Records from a data collection
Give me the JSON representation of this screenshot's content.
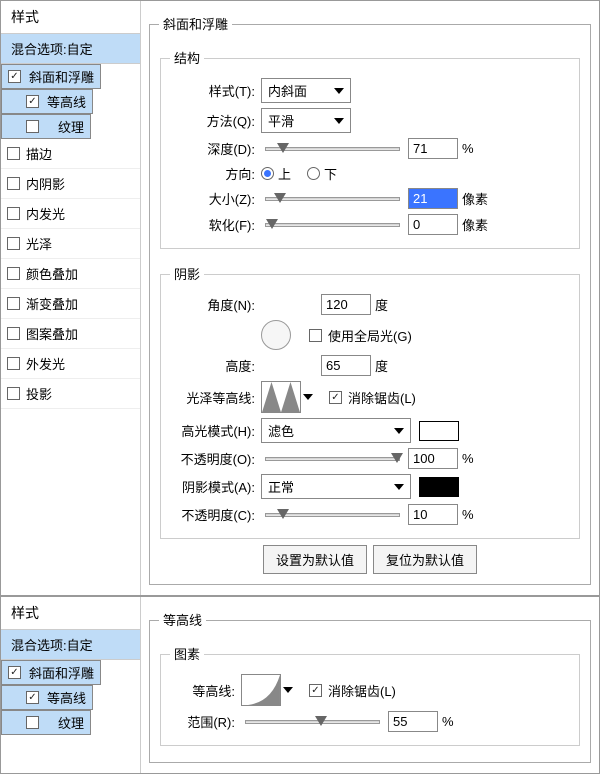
{
  "panel1": {
    "style_header": "样式",
    "blend_header": "混合选项:自定",
    "items": [
      {
        "label": "斜面和浮雕",
        "checked": true,
        "sel": true
      },
      {
        "label": "等高线",
        "checked": true,
        "sel": true,
        "child": true
      },
      {
        "label": "纹理",
        "checked": false,
        "sel": true,
        "child": true
      },
      {
        "label": "描边",
        "checked": false
      },
      {
        "label": "内阴影",
        "checked": false
      },
      {
        "label": "内发光",
        "checked": false
      },
      {
        "label": "光泽",
        "checked": false
      },
      {
        "label": "颜色叠加",
        "checked": false
      },
      {
        "label": "渐变叠加",
        "checked": false
      },
      {
        "label": "图案叠加",
        "checked": false
      },
      {
        "label": "外发光",
        "checked": false
      },
      {
        "label": "投影",
        "checked": false
      }
    ],
    "main_title": "斜面和浮雕",
    "struct_title": "结构",
    "style_label": "样式(T):",
    "style_value": "内斜面",
    "method_label": "方法(Q):",
    "method_value": "平滑",
    "depth_label": "深度(D):",
    "depth_value": "71",
    "pct": "%",
    "dir_label": "方向:",
    "dir_up": "上",
    "dir_down": "下",
    "size_label": "大小(Z):",
    "size_value": "21",
    "px": "像素",
    "soften_label": "软化(F):",
    "soften_value": "0",
    "shading_title": "阴影",
    "angle_label": "角度(N):",
    "angle_value": "120",
    "deg": "度",
    "global_light": "使用全局光(G)",
    "altitude_label": "高度:",
    "altitude_value": "65",
    "gloss_label": "光泽等高线:",
    "antialias": "消除锯齿(L)",
    "hi_mode_label": "高光模式(H):",
    "hi_mode_value": "滤色",
    "hi_opacity_label": "不透明度(O):",
    "hi_opacity_value": "100",
    "sh_mode_label": "阴影模式(A):",
    "sh_mode_value": "正常",
    "sh_opacity_label": "不透明度(C):",
    "sh_opacity_value": "10",
    "btn_default": "设置为默认值",
    "btn_reset": "复位为默认值"
  },
  "panel2": {
    "style_header": "样式",
    "blend_header": "混合选项:自定",
    "items": [
      {
        "label": "斜面和浮雕",
        "checked": true,
        "sel": true
      },
      {
        "label": "等高线",
        "checked": true,
        "sel": true,
        "child": true
      },
      {
        "label": "纹理",
        "checked": false,
        "sel": true,
        "child": true
      }
    ],
    "main_title": "等高线",
    "elem_title": "图素",
    "contour_label": "等高线:",
    "antialias": "消除锯齿(L)",
    "range_label": "范围(R):",
    "range_value": "55",
    "pct": "%"
  }
}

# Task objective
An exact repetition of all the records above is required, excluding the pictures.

# Result of this task
Give me the JSON representation of this screenshot's content.
{
  "panel1": {
    "style_header": "样式",
    "blend_header": "混合选项:自定",
    "items": [
      {
        "label": "斜面和浮雕",
        "checked": true,
        "sel": true
      },
      {
        "label": "等高线",
        "checked": true,
        "sel": true,
        "child": true
      },
      {
        "label": "纹理",
        "checked": false,
        "sel": true,
        "child": true
      },
      {
        "label": "描边",
        "checked": false
      },
      {
        "label": "内阴影",
        "checked": false
      },
      {
        "label": "内发光",
        "checked": false
      },
      {
        "label": "光泽",
        "checked": false
      },
      {
        "label": "颜色叠加",
        "checked": false
      },
      {
        "label": "渐变叠加",
        "checked": false
      },
      {
        "label": "图案叠加",
        "checked": false
      },
      {
        "label": "外发光",
        "checked": false
      },
      {
        "label": "投影",
        "checked": false
      }
    ],
    "main_title": "斜面和浮雕",
    "struct_title": "结构",
    "style_label": "样式(T):",
    "style_value": "内斜面",
    "method_label": "方法(Q):",
    "method_value": "平滑",
    "depth_label": "深度(D):",
    "depth_value": "71",
    "pct": "%",
    "dir_label": "方向:",
    "dir_up": "上",
    "dir_down": "下",
    "size_label": "大小(Z):",
    "size_value": "21",
    "px": "像素",
    "soften_label": "软化(F):",
    "soften_value": "0",
    "shading_title": "阴影",
    "angle_label": "角度(N):",
    "angle_value": "120",
    "deg": "度",
    "global_light": "使用全局光(G)",
    "altitude_label": "高度:",
    "altitude_value": "65",
    "gloss_label": "光泽等高线:",
    "antialias": "消除锯齿(L)",
    "hi_mode_label": "高光模式(H):",
    "hi_mode_value": "滤色",
    "hi_opacity_label": "不透明度(O):",
    "hi_opacity_value": "100",
    "sh_mode_label": "阴影模式(A):",
    "sh_mode_value": "正常",
    "sh_opacity_label": "不透明度(C):",
    "sh_opacity_value": "10",
    "btn_default": "设置为默认值",
    "btn_reset": "复位为默认值"
  },
  "panel2": {
    "style_header": "样式",
    "blend_header": "混合选项:自定",
    "items": [
      {
        "label": "斜面和浮雕",
        "checked": true,
        "sel": true
      },
      {
        "label": "等高线",
        "checked": true,
        "sel": true,
        "child": true
      },
      {
        "label": "纹理",
        "checked": false,
        "sel": true,
        "child": true
      }
    ],
    "main_title": "等高线",
    "elem_title": "图素",
    "contour_label": "等高线:",
    "antialias": "消除锯齿(L)",
    "range_label": "范围(R):",
    "range_value": "55",
    "pct": "%"
  }
}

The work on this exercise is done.